The Technology Committee of the American Society of Cinematographers (ASC) has announced the publication of its ‘Cinema Display Evaluation Plan and Test Protocol’, which defines a method for the visual evaluation of parameters that characterise next generation cinema projection and active screens. As part of the industry’s move to high dynamic range (HDR) and wide colour gamut, the document represents the first step towards the goal of identifying where value is created from the filmmaker’s point-of-view. It is available for download now here on the ASC website.
The ‘Cinema Display Evaluation Plan and Test Protocol’ explores the capabilities in projectors and displays that go beyond those commonly found in cinema today. The focus is on deeper blacks, practical primaries for wider colour gamut, effective contrast ratios, and optimal peak white levels for HDR cinema. Phase one of this work focuses on understanding how different parameter values impact the perception of image quality, establishing a baseline for further testing.
The ‘Test Protocol’ is the work of the Next Generation Cinema Display (NGCD) sub-committee of the ASC Technology Committee. The ASC Technology Committee is chaired by Curtis Clark, ASC. The NGCD sub-committee is co-chaired by Michael Karagosian, Eric Rodli and Steve Schklair.

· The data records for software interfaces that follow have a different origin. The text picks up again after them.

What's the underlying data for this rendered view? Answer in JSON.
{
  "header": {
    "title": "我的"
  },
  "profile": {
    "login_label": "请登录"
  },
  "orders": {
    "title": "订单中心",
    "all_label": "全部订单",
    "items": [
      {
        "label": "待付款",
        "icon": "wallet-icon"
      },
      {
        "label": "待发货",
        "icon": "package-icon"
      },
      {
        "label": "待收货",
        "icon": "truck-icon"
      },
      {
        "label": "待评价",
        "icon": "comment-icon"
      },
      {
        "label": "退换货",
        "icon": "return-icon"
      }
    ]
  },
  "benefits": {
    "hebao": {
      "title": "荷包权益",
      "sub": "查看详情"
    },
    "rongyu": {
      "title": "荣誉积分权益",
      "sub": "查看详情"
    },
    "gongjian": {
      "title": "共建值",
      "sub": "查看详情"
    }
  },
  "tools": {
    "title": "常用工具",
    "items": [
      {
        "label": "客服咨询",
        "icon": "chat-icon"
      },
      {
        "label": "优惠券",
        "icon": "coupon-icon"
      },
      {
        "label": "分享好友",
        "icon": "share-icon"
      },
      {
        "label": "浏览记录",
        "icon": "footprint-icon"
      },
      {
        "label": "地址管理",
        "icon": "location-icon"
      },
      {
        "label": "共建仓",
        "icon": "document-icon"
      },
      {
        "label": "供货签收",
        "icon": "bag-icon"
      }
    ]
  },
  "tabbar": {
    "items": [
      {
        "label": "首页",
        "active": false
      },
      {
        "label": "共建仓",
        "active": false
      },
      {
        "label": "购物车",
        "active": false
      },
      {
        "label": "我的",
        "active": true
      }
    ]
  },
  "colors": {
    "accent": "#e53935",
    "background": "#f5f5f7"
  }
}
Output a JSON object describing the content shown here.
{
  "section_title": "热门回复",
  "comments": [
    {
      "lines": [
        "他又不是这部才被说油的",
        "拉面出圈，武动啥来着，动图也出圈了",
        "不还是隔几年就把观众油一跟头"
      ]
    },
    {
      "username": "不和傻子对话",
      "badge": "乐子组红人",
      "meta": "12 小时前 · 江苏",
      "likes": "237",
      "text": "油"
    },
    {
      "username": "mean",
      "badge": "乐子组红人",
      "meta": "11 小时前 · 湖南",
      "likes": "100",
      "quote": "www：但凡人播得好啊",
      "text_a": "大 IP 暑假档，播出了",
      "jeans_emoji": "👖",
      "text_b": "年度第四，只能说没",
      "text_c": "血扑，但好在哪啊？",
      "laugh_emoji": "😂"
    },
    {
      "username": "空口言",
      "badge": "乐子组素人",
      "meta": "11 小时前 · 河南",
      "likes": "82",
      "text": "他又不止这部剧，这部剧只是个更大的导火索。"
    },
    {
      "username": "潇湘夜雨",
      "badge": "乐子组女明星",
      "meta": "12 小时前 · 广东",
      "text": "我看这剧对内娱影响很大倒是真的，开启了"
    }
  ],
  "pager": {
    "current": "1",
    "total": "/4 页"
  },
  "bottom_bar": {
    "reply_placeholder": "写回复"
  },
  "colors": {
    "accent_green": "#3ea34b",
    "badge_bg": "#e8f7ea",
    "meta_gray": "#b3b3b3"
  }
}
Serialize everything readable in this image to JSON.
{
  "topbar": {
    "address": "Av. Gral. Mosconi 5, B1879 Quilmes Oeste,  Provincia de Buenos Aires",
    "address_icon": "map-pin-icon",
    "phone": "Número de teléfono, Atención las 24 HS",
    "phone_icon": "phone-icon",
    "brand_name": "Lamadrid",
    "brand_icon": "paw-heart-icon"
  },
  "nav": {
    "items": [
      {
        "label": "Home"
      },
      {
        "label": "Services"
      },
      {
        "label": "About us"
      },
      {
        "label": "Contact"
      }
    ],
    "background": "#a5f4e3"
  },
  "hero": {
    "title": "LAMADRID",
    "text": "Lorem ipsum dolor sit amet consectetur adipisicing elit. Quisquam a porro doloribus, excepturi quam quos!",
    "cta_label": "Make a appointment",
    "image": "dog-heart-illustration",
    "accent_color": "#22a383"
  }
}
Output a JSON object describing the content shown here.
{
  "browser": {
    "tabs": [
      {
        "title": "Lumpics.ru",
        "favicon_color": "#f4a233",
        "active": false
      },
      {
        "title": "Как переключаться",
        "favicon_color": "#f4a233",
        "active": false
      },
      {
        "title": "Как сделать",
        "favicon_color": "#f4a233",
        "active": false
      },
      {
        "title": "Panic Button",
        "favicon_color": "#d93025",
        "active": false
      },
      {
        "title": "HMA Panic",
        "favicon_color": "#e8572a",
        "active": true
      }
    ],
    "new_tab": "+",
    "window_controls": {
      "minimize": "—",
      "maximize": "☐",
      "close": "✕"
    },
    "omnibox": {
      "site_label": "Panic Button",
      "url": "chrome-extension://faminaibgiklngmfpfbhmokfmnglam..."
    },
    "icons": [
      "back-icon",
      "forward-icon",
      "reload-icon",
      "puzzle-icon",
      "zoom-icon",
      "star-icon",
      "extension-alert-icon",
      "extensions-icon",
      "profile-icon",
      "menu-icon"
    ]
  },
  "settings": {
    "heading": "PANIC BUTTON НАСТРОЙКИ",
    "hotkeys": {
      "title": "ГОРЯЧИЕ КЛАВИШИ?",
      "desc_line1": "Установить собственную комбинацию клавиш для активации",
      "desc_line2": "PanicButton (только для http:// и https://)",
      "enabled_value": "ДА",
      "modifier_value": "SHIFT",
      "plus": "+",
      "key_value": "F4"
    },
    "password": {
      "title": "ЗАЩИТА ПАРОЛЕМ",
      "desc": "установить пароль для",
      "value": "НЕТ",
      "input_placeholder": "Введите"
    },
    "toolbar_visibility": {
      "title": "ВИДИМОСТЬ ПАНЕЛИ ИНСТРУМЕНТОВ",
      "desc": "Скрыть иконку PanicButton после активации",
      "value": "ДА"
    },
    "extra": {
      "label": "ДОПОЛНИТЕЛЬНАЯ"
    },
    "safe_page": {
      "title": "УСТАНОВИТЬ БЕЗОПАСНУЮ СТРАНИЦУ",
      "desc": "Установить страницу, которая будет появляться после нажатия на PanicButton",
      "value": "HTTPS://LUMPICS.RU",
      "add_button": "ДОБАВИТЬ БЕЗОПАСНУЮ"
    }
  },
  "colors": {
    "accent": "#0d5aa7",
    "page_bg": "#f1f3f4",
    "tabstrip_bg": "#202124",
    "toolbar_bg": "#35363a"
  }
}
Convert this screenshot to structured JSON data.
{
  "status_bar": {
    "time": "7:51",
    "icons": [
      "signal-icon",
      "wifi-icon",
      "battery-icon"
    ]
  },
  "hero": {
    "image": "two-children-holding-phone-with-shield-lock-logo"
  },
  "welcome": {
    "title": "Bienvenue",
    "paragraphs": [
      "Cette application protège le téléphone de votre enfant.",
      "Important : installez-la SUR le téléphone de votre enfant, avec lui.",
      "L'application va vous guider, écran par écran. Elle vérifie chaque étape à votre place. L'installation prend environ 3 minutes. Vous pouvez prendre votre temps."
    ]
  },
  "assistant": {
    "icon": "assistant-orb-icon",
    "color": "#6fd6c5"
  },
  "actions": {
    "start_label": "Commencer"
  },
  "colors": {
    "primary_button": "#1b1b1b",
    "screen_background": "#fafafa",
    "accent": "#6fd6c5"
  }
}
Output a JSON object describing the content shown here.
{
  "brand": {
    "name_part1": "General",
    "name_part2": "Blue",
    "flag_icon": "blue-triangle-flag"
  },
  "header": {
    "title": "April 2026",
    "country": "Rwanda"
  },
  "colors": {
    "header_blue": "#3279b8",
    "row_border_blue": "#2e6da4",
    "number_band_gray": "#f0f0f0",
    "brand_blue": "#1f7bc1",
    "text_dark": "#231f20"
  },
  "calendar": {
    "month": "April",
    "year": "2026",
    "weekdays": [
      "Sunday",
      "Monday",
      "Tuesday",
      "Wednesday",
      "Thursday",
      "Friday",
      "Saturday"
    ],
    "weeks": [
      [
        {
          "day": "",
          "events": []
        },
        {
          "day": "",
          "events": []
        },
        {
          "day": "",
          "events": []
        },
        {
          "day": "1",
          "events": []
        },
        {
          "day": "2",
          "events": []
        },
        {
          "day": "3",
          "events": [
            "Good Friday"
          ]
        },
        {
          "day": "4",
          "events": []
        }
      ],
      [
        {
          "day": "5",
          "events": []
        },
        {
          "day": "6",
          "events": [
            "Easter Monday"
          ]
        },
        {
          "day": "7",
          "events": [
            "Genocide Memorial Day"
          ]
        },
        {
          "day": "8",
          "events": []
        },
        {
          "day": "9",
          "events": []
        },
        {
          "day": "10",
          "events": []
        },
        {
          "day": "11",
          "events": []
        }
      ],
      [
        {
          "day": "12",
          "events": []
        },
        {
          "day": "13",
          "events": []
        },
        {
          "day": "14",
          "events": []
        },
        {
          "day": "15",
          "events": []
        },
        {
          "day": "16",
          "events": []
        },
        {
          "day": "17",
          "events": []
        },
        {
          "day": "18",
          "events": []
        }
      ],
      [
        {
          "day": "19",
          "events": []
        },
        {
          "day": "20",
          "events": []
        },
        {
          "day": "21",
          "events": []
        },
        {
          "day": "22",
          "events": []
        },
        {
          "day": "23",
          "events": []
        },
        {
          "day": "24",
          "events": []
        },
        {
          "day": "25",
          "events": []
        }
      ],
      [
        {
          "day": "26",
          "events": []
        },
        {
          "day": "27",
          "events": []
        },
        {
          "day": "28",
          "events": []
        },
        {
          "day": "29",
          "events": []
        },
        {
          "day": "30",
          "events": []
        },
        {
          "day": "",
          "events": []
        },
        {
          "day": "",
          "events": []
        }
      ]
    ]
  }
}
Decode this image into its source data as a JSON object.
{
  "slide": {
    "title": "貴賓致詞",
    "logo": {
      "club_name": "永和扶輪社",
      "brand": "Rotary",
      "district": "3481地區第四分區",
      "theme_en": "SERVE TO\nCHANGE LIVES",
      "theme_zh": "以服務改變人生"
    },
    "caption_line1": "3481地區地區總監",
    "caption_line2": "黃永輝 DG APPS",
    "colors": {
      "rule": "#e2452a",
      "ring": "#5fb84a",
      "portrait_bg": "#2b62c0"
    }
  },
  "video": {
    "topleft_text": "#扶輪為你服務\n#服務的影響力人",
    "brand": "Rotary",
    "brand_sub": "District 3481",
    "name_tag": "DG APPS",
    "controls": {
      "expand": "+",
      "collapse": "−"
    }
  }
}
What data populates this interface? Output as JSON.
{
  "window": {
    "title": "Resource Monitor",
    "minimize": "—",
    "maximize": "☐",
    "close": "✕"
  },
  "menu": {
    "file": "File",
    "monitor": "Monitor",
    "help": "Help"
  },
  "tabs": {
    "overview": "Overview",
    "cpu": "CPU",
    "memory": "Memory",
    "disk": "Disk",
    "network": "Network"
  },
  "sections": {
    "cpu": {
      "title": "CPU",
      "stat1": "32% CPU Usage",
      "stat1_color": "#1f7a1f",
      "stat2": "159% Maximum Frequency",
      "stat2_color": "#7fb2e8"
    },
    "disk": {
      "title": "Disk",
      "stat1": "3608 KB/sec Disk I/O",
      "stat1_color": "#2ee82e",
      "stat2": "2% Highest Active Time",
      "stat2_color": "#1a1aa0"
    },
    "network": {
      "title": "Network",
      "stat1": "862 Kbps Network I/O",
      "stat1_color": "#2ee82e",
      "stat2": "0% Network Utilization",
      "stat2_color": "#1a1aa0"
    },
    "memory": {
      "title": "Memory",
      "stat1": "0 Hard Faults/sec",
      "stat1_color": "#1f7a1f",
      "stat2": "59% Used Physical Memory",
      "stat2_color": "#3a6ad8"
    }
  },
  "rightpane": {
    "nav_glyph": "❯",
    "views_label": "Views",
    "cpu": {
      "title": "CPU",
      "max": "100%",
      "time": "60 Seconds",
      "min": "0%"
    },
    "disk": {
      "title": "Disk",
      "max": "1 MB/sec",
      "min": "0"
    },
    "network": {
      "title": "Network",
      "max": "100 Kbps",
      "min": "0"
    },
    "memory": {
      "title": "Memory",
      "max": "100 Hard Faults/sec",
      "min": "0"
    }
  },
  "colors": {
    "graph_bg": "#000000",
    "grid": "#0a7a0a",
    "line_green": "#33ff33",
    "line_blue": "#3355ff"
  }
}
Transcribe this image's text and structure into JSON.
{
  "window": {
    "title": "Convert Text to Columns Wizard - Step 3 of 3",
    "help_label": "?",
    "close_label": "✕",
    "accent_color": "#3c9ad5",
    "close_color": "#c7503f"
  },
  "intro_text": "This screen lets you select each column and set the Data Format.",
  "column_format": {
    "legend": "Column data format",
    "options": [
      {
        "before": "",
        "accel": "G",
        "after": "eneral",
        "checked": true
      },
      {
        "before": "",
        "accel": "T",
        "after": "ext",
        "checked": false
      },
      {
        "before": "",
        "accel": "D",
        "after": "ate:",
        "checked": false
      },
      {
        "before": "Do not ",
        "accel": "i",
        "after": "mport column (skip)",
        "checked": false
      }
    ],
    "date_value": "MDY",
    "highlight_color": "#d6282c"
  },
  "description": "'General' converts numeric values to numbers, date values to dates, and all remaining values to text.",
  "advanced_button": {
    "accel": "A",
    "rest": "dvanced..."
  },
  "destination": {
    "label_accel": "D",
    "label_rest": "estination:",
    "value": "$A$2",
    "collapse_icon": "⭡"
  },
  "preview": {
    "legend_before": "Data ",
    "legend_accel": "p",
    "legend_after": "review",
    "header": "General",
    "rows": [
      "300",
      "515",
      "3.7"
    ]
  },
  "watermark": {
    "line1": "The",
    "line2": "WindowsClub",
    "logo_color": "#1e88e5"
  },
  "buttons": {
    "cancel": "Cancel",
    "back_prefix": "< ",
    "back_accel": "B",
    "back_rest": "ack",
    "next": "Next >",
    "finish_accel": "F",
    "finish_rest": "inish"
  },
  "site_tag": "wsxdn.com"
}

In reference to the release of the new paper, ASC president Kees van Oostrum notes, “The ASC was actively involved in the initial roll-out of digital cinema, and we are excited about how new technology can improve the movie-going experience.’
Clark adds, “Since its beginning, the ASC Technology Committee has supported the efforts of the industry to take the cinema experience to the next level through evaluating advancing technology and its possibilities, while preserving image quality and the creative intent of the filmmakers. Addressing advanced displays and projection is the next step toward leading the creative and technical community in promoting enhanced digital cinema presentations. We look forward to collaborating with the industry to achieve this important objective.’
Formed in 2002, the ASC Technology Committee examines emerging imaging technologies in an effort to understand and advise ASC membership and the motion picture industry in the convergence of new digital imaging technologies with traditional motion picture techniques. The committee consists of several sub-committees focusing on advanced imaging, cameras, digital displays, digital intermediate, metadata, workflow, virtual production, and preservation and restoration.